• **Task to carry out**:
Say how many lines in the listing below contain the word "icon". Give the number alone.

--

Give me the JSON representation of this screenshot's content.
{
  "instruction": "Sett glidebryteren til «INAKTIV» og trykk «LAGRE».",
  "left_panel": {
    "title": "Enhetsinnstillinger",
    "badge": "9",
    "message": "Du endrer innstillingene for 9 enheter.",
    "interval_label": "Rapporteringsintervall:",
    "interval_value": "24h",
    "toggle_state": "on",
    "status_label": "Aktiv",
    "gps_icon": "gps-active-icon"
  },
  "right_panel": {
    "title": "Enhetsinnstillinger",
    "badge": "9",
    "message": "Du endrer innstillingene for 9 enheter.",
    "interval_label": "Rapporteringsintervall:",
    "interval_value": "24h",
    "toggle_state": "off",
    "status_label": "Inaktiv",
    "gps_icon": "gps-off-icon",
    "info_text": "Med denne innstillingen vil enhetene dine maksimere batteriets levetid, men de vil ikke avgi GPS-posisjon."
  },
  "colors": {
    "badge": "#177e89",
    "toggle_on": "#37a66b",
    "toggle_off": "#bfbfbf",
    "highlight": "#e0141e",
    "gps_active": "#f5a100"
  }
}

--

• **Result for this task**:
2